*** THE DATA Section Begins ***

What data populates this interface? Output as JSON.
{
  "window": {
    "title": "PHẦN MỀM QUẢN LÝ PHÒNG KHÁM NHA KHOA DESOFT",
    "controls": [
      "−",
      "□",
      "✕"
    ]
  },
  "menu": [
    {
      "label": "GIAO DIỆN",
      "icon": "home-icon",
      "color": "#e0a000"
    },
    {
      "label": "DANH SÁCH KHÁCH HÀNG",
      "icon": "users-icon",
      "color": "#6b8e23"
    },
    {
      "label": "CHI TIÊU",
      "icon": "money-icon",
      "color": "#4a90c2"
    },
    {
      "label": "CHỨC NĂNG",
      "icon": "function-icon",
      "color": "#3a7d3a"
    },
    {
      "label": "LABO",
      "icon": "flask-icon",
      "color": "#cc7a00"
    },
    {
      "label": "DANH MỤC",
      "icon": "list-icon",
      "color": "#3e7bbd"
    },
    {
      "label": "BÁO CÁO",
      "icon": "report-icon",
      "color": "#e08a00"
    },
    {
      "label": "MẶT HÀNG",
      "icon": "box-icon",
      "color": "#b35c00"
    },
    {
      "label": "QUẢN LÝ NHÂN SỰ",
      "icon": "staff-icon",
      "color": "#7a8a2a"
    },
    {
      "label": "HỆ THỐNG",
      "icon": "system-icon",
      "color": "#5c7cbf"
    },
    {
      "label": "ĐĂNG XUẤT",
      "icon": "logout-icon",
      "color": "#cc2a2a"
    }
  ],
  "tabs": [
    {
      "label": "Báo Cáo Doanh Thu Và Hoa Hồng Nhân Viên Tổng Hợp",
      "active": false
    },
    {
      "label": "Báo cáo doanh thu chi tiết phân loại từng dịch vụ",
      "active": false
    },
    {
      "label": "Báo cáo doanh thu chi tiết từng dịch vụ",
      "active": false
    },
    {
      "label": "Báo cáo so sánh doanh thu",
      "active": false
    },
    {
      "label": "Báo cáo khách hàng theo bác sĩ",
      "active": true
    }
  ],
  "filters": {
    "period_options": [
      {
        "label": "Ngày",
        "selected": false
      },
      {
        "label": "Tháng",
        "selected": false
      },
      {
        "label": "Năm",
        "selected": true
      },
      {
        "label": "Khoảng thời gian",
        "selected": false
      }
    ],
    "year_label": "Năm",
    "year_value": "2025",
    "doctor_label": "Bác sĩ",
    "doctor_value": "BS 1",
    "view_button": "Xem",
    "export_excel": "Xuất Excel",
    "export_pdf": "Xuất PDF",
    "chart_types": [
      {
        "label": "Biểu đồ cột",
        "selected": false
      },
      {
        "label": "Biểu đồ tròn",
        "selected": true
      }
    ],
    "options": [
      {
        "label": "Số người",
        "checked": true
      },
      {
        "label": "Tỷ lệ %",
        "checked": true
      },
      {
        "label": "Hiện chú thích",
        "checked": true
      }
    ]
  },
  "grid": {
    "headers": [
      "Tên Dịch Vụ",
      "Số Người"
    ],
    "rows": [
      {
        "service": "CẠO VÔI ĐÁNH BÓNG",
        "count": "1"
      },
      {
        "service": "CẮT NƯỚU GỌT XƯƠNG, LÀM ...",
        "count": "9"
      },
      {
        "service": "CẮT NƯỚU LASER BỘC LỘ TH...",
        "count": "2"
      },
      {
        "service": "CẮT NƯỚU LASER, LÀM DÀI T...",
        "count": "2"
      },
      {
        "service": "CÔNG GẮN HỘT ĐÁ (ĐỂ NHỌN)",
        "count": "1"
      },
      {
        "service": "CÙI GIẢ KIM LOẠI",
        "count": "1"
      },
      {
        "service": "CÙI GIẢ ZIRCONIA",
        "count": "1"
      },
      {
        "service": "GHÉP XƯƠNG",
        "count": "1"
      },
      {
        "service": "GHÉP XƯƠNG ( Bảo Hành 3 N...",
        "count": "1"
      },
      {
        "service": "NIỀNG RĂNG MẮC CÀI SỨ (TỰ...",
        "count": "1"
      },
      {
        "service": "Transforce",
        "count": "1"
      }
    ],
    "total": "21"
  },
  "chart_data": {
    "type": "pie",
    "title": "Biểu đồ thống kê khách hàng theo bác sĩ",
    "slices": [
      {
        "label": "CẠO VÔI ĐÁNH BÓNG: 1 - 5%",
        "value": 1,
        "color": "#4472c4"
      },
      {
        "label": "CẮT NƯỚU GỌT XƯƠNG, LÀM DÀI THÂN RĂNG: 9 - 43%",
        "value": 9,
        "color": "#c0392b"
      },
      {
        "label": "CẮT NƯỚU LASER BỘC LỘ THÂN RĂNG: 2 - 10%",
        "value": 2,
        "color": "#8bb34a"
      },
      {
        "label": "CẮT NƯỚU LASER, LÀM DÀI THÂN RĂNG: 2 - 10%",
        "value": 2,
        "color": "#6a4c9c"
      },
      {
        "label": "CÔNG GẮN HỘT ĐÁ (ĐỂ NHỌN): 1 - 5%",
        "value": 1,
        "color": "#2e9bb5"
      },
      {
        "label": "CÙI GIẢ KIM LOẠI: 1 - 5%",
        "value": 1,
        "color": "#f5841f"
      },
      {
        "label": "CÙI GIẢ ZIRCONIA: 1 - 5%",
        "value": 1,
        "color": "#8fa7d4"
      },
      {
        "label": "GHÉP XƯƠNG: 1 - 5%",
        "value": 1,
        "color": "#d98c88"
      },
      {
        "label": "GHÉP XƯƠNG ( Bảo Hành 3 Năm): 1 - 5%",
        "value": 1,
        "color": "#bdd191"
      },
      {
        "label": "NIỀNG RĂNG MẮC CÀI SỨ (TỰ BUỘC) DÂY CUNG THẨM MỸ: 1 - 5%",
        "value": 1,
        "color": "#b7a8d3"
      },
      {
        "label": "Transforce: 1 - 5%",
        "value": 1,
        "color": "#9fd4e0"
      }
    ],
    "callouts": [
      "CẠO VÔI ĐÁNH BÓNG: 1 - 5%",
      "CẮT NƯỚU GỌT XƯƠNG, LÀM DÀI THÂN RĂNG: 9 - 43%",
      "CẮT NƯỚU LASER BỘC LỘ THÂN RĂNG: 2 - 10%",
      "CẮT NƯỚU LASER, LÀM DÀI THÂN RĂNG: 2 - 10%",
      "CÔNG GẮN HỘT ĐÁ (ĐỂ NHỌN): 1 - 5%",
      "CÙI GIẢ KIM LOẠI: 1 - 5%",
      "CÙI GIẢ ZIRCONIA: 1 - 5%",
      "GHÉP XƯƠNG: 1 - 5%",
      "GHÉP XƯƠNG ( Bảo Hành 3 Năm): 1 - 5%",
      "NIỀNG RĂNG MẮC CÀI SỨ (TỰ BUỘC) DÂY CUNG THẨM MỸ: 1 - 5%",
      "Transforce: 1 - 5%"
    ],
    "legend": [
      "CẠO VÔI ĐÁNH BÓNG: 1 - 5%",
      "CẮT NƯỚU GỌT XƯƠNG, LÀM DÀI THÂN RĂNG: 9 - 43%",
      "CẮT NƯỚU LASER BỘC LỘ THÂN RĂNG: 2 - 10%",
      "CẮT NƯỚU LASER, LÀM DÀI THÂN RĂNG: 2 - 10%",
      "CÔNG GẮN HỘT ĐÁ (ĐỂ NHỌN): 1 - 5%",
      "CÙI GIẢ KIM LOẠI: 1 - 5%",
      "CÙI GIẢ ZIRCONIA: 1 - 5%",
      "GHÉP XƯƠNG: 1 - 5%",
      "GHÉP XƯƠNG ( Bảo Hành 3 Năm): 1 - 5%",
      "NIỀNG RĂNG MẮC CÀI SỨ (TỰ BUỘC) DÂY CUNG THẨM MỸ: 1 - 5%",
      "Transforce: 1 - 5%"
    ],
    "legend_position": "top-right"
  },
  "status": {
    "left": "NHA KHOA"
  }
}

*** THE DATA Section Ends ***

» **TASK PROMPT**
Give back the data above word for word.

» **ANSWER**
What data populates this interface? Output as JSON.
{
  "window": {
    "title": "PHẦN MỀM QUẢN LÝ PHÒNG KHÁM NHA KHOA DESOFT",
    "controls": [
      "−",
      "□",
      "✕"
    ]
  },
  "menu": [
    {
      "label": "GIAO DIỆN",
      "icon": "home-icon",
      "color": "#e0a000"
    },
    {
      "label": "DANH SÁCH KHÁCH HÀNG",
      "icon": "users-icon",
      "color": "#6b8e23"
    },
    {
      "label": "CHI TIÊU",
      "icon": "money-icon",
      "color": "#4a90c2"
    },
    {
      "label": "CHỨC NĂNG",
      "icon": "function-icon",
      "color": "#3a7d3a"
    },
    {
      "label": "LABO",
      "icon": "flask-icon",
      "color": "#cc7a00"
    },
    {
      "label": "DANH MỤC",
      "icon": "list-icon",
      "color": "#3e7bbd"
    },
    {
      "label": "BÁO CÁO",
      "icon": "report-icon",
      "color": "#e08a00"
    },
    {
      "label": "MẶT HÀNG",
      "icon": "box-icon",
      "color": "#b35c00"
    },
    {
      "label": "QUẢN LÝ NHÂN SỰ",
      "icon": "staff-icon",
      "color": "#7a8a2a"
    },
    {
      "label": "HỆ THỐNG",
      "icon": "system-icon",
      "color": "#5c7cbf"
    },
    {
      "label": "ĐĂNG XUẤT",
      "icon": "logout-icon",
      "color": "#cc2a2a"
    }
  ],
  "tabs": [
    {
      "label": "Báo Cáo Doanh Thu Và Hoa Hồng Nhân Viên Tổng Hợp",
      "active": false
    },
    {
      "label": "Báo cáo doanh thu chi tiết phân loại từng dịch vụ",
      "active": false
    },
    {
      "label": "Báo cáo doanh thu chi tiết từng dịch vụ",
      "active": false
    },
    {
      "label": "Báo cáo so sánh doanh thu",
      "active": false
    },
    {
      "label": "Báo cáo khách hàng theo bác sĩ",
      "active": true
    }
  ],
  "filters": {
    "period_options": [
      {
        "label": "Ngày",
        "selected": false
      },
      {
        "label": "Tháng",
        "selected": false
      },
      {
        "label": "Năm",
        "selected": true
      },
      {
        "label": "Khoảng thời gian",
        "selected": false
      }
    ],
    "year_label": "Năm",
    "year_value": "2025",
    "doctor_label": "Bác sĩ",
    "doctor_value": "BS 1",
    "view_button": "Xem",
    "export_excel": "Xuất Excel",
    "export_pdf": "Xuất PDF",
    "chart_types": [
      {
        "label": "Biểu đồ cột",
        "selected": false
      },
      {
        "label": "Biểu đồ tròn",
        "selected": true
      }
    ],
    "options": [
      {
        "label": "Số người",
        "checked": true
      },
      {
        "label": "Tỷ lệ %",
        "checked": true
      },
      {
        "label": "Hiện chú thích",
        "checked": true
      }
    ]
  },
  "grid": {
    "headers": [
      "Tên Dịch Vụ",
      "Số Người"
    ],
    "rows": [
      {
        "service": "CẠO VÔI ĐÁNH BÓNG",
        "count": "1"
      },
      {
        "service": "CẮT NƯỚU GỌT XƯƠNG, LÀM ...",
        "count": "9"
      },
      {
        "service": "CẮT NƯỚU LASER BỘC LỘ TH...",
        "count": "2"
      },
      {
        "service": "CẮT NƯỚU LASER, LÀM DÀI T...",
        "count": "2"
      },
      {
        "service": "CÔNG GẮN HỘT ĐÁ (ĐỂ NHỌN)",
        "count": "1"
      },
      {
        "service": "CÙI GIẢ KIM LOẠI",
        "count": "1"
      },
      {
        "service": "CÙI GIẢ ZIRCONIA",
        "count": "1"
      },
      {
        "service": "GHÉP XƯƠNG",
        "count": "1"
      },
      {
        "service": "GHÉP XƯƠNG ( Bảo Hành 3 N...",
        "count": "1"
      },
      {
        "service": "NIỀNG RĂNG MẮC CÀI SỨ (TỰ...",
        "count": "1"
      },
      {
        "service": "Transforce",
        "count": "1"
      }
    ],
    "total": "21"
  },
  "chart_data": {
    "type": "pie",
    "title": "Biểu đồ thống kê khách hàng theo bác sĩ",
    "slices": [
      {
        "label": "CẠO VÔI ĐÁNH BÓNG: 1 - 5%",
        "value": 1,
        "color": "#4472c4"
      },
      {
        "label": "CẮT NƯỚU GỌT XƯƠNG, LÀM DÀI THÂN RĂNG: 9 - 43%",
        "value": 9,
        "color": "#c0392b"
      },
      {
        "label": "CẮT NƯỚU LASER BỘC LỘ THÂN RĂNG: 2 - 10%",
        "value": 2,
        "color": "#8bb34a"
      },
      {
        "label": "CẮT NƯỚU LASER, LÀM DÀI THÂN RĂNG: 2 - 10%",
        "value": 2,
        "color": "#6a4c9c"
      },
      {
        "label": "CÔNG GẮN HỘT ĐÁ (ĐỂ NHỌN): 1 - 5%",
        "value": 1,
        "color": "#2e9bb5"
      },
      {
        "label": "CÙI GIẢ KIM LOẠI: 1 - 5%",
        "value": 1,
        "color": "#f5841f"
      },
      {
        "label": "CÙI GIẢ ZIRCONIA: 1 - 5%",
        "value": 1,
        "color": "#8fa7d4"
      },
      {
        "label": "GHÉP XƯƠNG: 1 - 5%",
        "value": 1,
        "color": "#d98c88"
      },
      {
        "label": "GHÉP XƯƠNG ( Bảo Hành 3 Năm): 1 - 5%",
        "value": 1,
        "color": "#bdd191"
      },
      {
        "label": "NIỀNG RĂNG MẮC CÀI SỨ (TỰ BUỘC) DÂY CUNG THẨM MỸ: 1 - 5%",
        "value": 1,
        "color": "#b7a8d3"
      },
      {
        "label": "Transforce: 1 - 5%",
        "value": 1,
        "color": "#9fd4e0"
      }
    ],
    "callouts": [
      "CẠO VÔI ĐÁNH BÓNG: 1 - 5%",
      "CẮT NƯỚU GỌT XƯƠNG, LÀM DÀI THÂN RĂNG: 9 - 43%",
      "CẮT NƯỚU LASER BỘC LỘ THÂN RĂNG: 2 - 10%",
      "CẮT NƯỚU LASER, LÀM DÀI THÂN RĂNG: 2 - 10%",
      "CÔNG GẮN HỘT ĐÁ (ĐỂ NHỌN): 1 - 5%",
      "CÙI GIẢ KIM LOẠI: 1 - 5%",
      "CÙI GIẢ ZIRCONIA: 1 - 5%",
      "GHÉP XƯƠNG: 1 - 5%",
      "GHÉP XƯƠNG ( Bảo Hành 3 Năm): 1 - 5%",
      "NIỀNG RĂNG MẮC CÀI SỨ (TỰ BUỘC) DÂY CUNG THẨM MỸ: 1 - 5%",
      "Transforce: 1 - 5%"
    ],
    "legend": [
      "CẠO VÔI ĐÁNH BÓNG: 1 - 5%",
      "CẮT NƯỚU GỌT XƯƠNG, LÀM DÀI THÂN RĂNG: 9 - 43%",
      "CẮT NƯỚU LASER BỘC LỘ THÂN RĂNG: 2 - 10%",
      "CẮT NƯỚU LASER, LÀM DÀI THÂN RĂNG: 2 - 10%",
      "CÔNG GẮN HỘT ĐÁ (ĐỂ NHỌN): 1 - 5%",
      "CÙI GIẢ KIM LOẠI: 1 - 5%",
      "CÙI GIẢ ZIRCONIA: 1 - 5%",
      "GHÉP XƯƠNG: 1 - 5%",
      "GHÉP XƯƠNG ( Bảo Hành 3 Năm): 1 - 5%",
      "NIỀNG RĂNG MẮC CÀI SỨ (TỰ BUỘC) DÂY CUNG THẨM MỸ: 1 - 5%",
      "Transforce: 1 - 5%"
    ],
    "legend_position": "top-right"
  },
  "status": {
    "left": "NHA KHOA"
  }
}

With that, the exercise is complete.